ROBLEDO: Art and visual language can help illuminate and promote a more sympathetic emotional effect in those that are disconnected from issues of incarceration. How do you see your role as a collaborator, and what are the ethics around working with incarcerated artists?

ROSS: I think art can also inform and this is how we often start collaborations with artists in prison. For instance, alongside the book, myself, Damon Locks, and 13 artists in prison worked for a year to develop a series of works on paper and a hand-drawn animation about long-term sentencing and the other long terms it produces. We started with reading studies, stories, and mapping out the historical and current threads of sentencing policy. Damon and I have formal art training. So we bring those skills to the space. Devon, Elton, and Charles have informal art training and they bring those skills. Joe, Darrell, and Eric have mad legal skills and Brandon, Fly, and Francisco all had stories to share. In this way we start the collaboration with what we have in the room and where we can learn from each other and we build from there. We also think critically about what we are communicating to outside audiences and who those audiences are. I think the ethics of working with artists inside are challenging. For me they require a constant checking in, even when the artists really trust Damon and me because we’ve been working with these same people for five and eight years. But it’s critical, for me, to not make any assumptions about where and how artists want their work shown, how they want to be represented. It means really taking the time to describe the contexts outside of the prison, be transparent about our capacities and limits and more.
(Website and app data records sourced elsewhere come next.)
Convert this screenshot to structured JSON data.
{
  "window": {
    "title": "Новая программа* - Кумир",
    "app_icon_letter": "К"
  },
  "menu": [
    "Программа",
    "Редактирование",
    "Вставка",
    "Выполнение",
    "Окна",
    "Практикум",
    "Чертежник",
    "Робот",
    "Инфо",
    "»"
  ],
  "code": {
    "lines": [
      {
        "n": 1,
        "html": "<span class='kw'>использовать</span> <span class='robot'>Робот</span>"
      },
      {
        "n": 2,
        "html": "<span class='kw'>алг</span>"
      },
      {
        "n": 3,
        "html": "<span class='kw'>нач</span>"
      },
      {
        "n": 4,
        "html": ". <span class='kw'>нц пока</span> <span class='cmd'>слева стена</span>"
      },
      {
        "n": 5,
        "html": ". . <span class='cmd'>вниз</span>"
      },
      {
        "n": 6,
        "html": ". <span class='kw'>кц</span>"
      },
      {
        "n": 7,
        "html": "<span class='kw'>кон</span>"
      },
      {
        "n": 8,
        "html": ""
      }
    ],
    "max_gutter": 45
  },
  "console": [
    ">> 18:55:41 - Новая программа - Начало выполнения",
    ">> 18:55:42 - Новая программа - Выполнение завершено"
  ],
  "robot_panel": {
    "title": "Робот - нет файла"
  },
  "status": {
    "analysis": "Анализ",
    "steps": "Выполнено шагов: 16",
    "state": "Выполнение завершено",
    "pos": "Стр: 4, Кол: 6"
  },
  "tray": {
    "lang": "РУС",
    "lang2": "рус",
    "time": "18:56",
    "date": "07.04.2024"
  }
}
There is nothing even about working with people in prison because of the limits that prison puts on people to have an outside voice or access materials, research, or media outside the walls. So we have to start with that this is uneven and be deliberate about how we share work and communicate.

ROBLEDO: If you had to pick three works of art that depict your idea of justice, what would they be? 

ROSS: That’s too hard! I really love the work of Center for Urban Pedagogy that offered important information about policy and more through engaging forms. I love the beauty in the work of Margaret Burroughs, who I think about a lot because she taught art at Stateville and Pontiac prisons for some 25 years. I never met her but she left a big mark on the artists she met inside. I am also deeply moved by the National Museum of Peace and Justice. I have studied that place (but not yet visited ☹) as I have been part of the memorial process for Reparations to police torture survivors in Chicago. These projects are public and rooted in both a critical framework and also reparative gesture.